They don’t need fireworks.
Exactly. I often cite the same example, but I haven’t been able to shake it off for a very long time. It’s Andrei Platonov and his book, The Foundation Pit.The plot revolves around a few workers trying to dig a pit, which they don’t in the end, but there is a closed socialist world there, so literally conveyed in the language itself.
I love you. Platonov, The Foundation Pit! I’d love it if young people listening to our interview had a notebook with them to write down all these titles and then went to the library or a bookshop to get them, because this would give them a really big intellectual kick.
I encourage everyone to read, although the statistics are, unfortunately, alarming.
People like you can make others read more.
I try to talk to people, but not to speak ex cathedra that they should read books just because. After such conversations or meetings, people are often a bit shocked that this guy with a guitar has something to say, how is that?! There is this stereotype of a stupid guy with a guitar.

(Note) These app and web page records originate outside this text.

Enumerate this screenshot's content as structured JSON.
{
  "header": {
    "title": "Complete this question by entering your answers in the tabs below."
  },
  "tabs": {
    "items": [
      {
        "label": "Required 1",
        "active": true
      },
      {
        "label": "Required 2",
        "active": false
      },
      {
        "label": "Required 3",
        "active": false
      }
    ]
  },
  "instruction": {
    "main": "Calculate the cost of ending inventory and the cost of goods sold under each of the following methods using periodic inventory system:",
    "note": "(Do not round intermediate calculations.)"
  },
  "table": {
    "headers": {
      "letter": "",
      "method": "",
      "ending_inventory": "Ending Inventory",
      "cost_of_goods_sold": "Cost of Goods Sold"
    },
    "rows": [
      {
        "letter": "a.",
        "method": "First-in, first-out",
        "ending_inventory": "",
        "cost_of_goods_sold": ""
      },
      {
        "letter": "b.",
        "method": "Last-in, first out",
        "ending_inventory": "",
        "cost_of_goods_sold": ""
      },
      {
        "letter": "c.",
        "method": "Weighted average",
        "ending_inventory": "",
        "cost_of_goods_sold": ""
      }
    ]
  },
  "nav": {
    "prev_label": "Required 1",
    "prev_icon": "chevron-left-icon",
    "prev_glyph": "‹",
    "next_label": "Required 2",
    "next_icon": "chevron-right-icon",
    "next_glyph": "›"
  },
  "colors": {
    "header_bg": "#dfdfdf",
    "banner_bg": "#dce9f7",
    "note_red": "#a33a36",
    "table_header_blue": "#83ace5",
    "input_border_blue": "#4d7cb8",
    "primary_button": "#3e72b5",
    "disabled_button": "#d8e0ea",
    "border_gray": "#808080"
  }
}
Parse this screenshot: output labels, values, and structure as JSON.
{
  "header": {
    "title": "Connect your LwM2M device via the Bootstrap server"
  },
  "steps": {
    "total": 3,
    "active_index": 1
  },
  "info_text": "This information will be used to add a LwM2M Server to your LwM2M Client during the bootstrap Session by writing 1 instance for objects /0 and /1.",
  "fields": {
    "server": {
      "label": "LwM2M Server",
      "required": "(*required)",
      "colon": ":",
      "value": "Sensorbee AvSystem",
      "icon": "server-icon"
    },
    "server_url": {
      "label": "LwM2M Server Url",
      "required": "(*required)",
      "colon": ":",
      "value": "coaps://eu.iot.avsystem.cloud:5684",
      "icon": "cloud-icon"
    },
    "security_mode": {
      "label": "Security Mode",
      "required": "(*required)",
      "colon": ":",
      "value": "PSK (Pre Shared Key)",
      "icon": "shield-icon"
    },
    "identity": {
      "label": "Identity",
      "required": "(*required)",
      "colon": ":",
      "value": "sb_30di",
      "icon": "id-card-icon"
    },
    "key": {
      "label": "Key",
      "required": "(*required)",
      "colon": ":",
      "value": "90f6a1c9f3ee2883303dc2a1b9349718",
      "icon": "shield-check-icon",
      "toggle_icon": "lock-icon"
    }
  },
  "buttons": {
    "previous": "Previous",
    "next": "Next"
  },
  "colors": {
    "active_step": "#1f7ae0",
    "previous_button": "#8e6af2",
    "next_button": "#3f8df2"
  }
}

This may be also because they have such an image of guitar players. People sing songs about nothing, especially the young generation.
And that also worries me a lot, because contemporary music is thoughtless. I’m worried about this trend in hip-hop which comes down to: we have money, we’re bored, drugs are great and so on. It’s a bit pretentious, it doesn’t bring anything new, but perhaps it’s the right voice of the generation, and maybe that’s the mood out there. Which actually makes me feel even more worried.
But maybe something new will come out of it.
I hope there will be some kind of breakthrough. There are a few artists I follow, who have something to say, a kind of sensitivity that allows them to write and sing these things. I support all of them because I would like the entertainment music that is on the radio today to be at a good level, as it used to be.
Yes, rock music was, above all, more ideological, there was a message, people were quoting songs.
Yes, generational bands, and even the generations themselves, would fight for something. They had some purpose. Today, bands like KULT, Strachy na Lachy, Fahrben Lehren, are unfortunately in their fifties. I’m a youngster there.
But you’re also a youngster as a writer. We will follow your literary career. Tomasz Organek ‘Teoria opanowywania trwogi’ [The Theory of Controlling Fear]. Available in the best bookshops.
Read it, and believe us that reading helps you survive.
It helps you survive because even when everything else fails you, literature will never let you down. You can jump into a world that nobody has ever dreamt of, where you will be alone and safe.
I’ll embroider this somewhere. Thank you.